(Page and application data records)
*** Block opens ***
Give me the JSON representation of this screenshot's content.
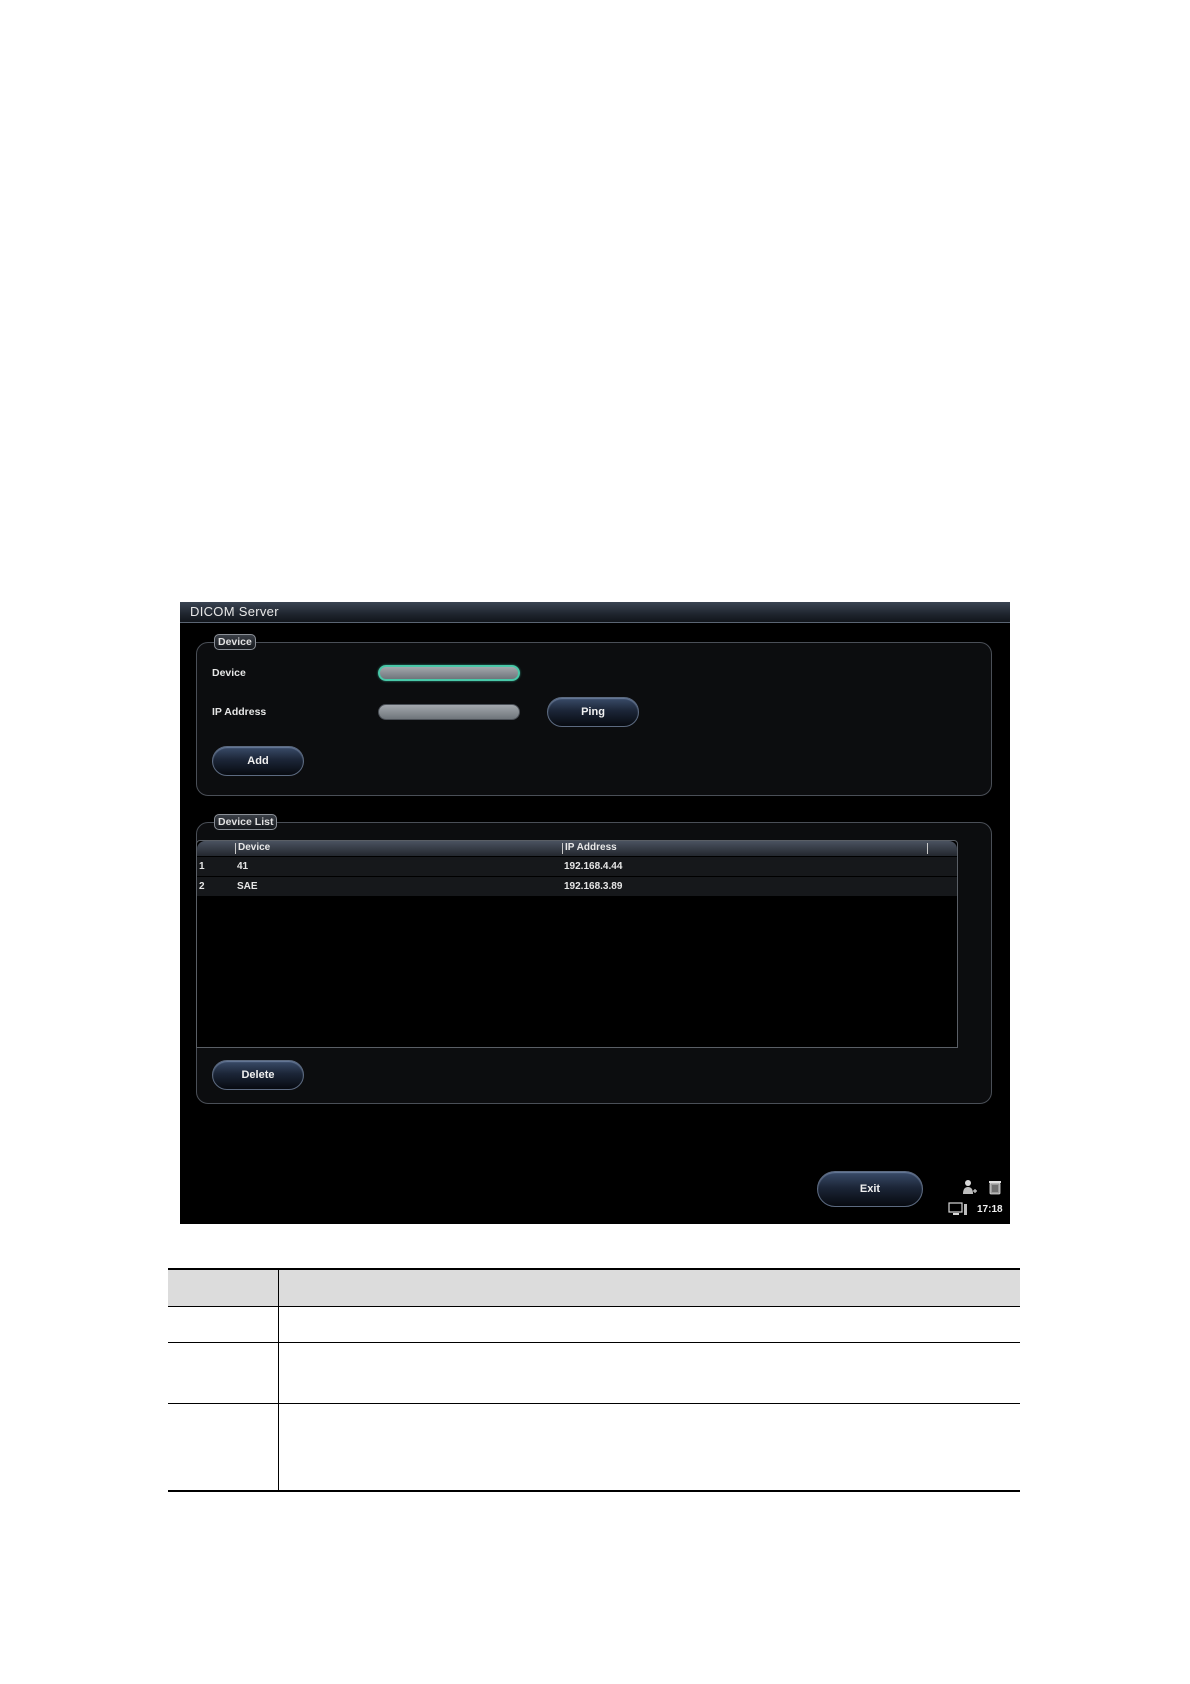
{
  "window": {
    "title": "DICOM Server"
  },
  "device_group": {
    "label": "Device",
    "device_label": "Device",
    "device_value": "",
    "ip_label": "IP Address",
    "ip_value": "",
    "ping_label": "Ping",
    "add_label": "Add"
  },
  "device_list_group": {
    "label": "Device List",
    "columns": [
      "Device",
      "IP Address"
    ],
    "rows": [
      {
        "index": "1",
        "device": "41",
        "ip": "192.168.4.44"
      },
      {
        "index": "2",
        "device": "SAE",
        "ip": "192.168.3.89"
      }
    ],
    "delete_label": "Delete"
  },
  "footer": {
    "exit_label": "Exit",
    "time": "17:18",
    "icons": [
      "user-icon",
      "trash-icon",
      "monitor-icon"
    ]
  },
  "colors": {
    "window_background": "#000000",
    "focus_border": "#49c8a8",
    "button_gradient_top": "#3a4c6a"
  }
}
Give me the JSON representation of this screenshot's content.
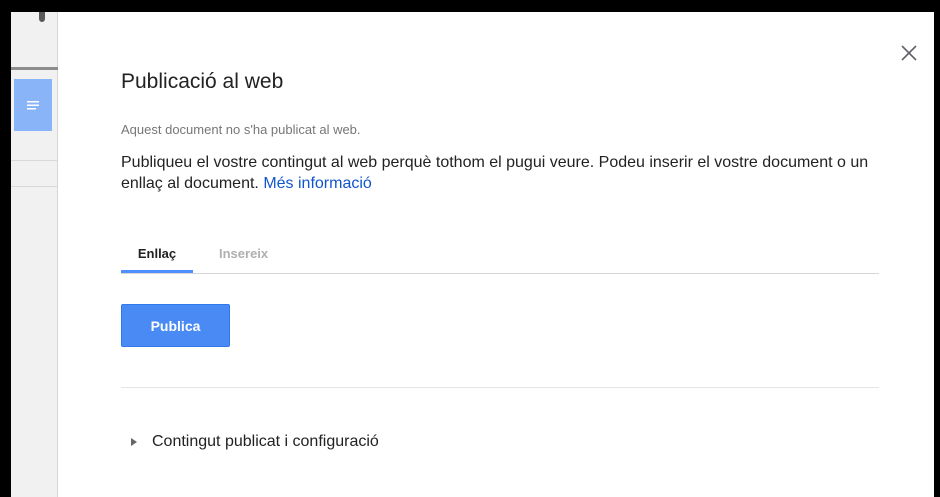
{
  "dialog": {
    "title": "Publicació al web",
    "status": "Aquest document no s'ha publicat al web.",
    "description": "Publiqueu el vostre contingut al web perquè tothom el pugui veure. Podeu inserir el vostre document o un enllaç al document.",
    "more_info_link": "Més informació",
    "close_icon": "close-icon",
    "tabs": [
      {
        "label": "Enllaç",
        "active": true
      },
      {
        "label": "Insereix",
        "active": false
      }
    ],
    "publish_button": "Publica",
    "settings_expander": {
      "label": "Contingut publicat i configuració",
      "icon": "triangle-right-icon",
      "expanded": false
    }
  },
  "colors": {
    "accent": "#4a8af4",
    "link": "#1155cc",
    "tab_indicator": "#4d90fe"
  }
}
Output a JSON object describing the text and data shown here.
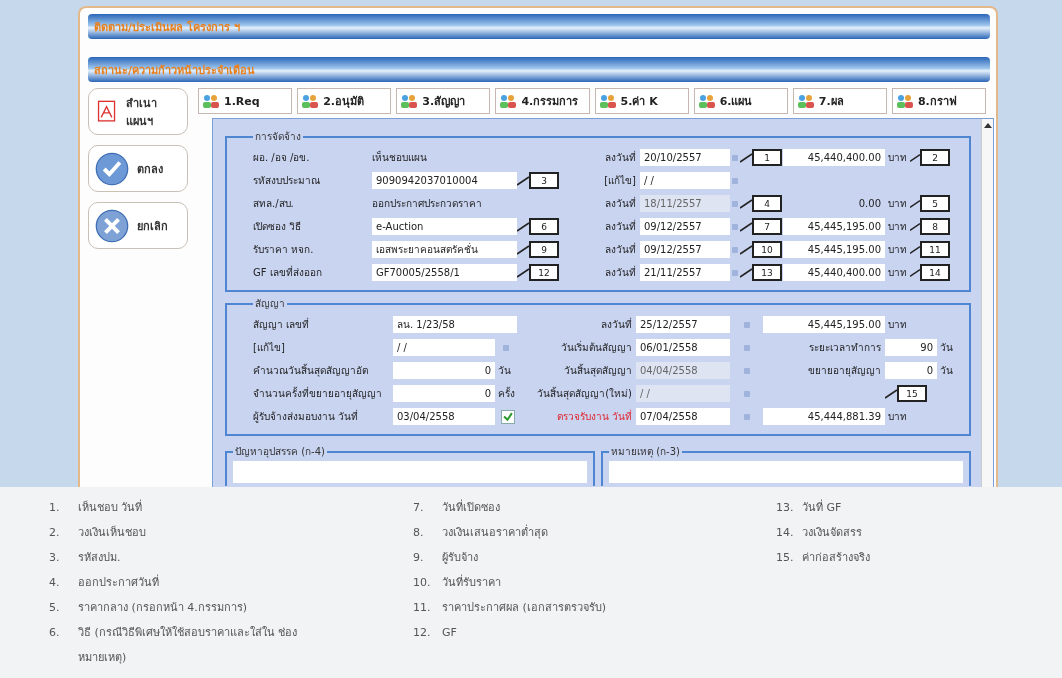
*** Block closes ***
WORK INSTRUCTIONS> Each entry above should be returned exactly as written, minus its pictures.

TASK SOLUTION>
Give me the JSON representation of this screenshot's content.
{
  "window": {
    "title": "DICOM Server"
  },
  "device_group": {
    "label": "Device",
    "device_label": "Device",
    "device_value": "",
    "ip_label": "IP Address",
    "ip_value": "",
    "ping_label": "Ping",
    "add_label": "Add"
  },
  "device_list_group": {
    "label": "Device List",
    "columns": [
      "Device",
      "IP Address"
    ],
    "rows": [
      {
        "index": "1",
        "device": "41",
        "ip": "192.168.4.44"
      },
      {
        "index": "2",
        "device": "SAE",
        "ip": "192.168.3.89"
      }
    ],
    "delete_label": "Delete"
  },
  "footer": {
    "exit_label": "Exit",
    "time": "17:18",
    "icons": [
      "user-icon",
      "trash-icon",
      "monitor-icon"
    ]
  },
  "colors": {
    "window_background": "#000000",
    "focus_border": "#49c8a8",
    "button_gradient_top": "#3a4c6a"
  }
}
Give me the JSON representation of this screenshot's content.
{
  "dialog": {
    "title": "Publicació al web",
    "status": "Aquest document no s'ha publicat al web.",
    "description": "Publiqueu el vostre contingut al web perquè tothom el pugui veure. Podeu inserir el vostre document o un enllaç al document.",
    "more_info_link": "Més informació",
    "close_icon": "close-icon",
    "tabs": [
      {
        "label": "Enllaç",
        "active": true
      },
      {
        "label": "Insereix",
        "active": false
      }
    ],
    "publish_button": "Publica",
    "settings_expander": {
      "label": "Contingut publicat i configuració",
      "icon": "triangle-right-icon",
      "expanded": false
    }
  },
  "colors": {
    "accent": "#4a8af4",
    "link": "#1155cc",
    "tab_indicator": "#4d90fe"
  }
}
Output a JSON object describing the text and data shown here.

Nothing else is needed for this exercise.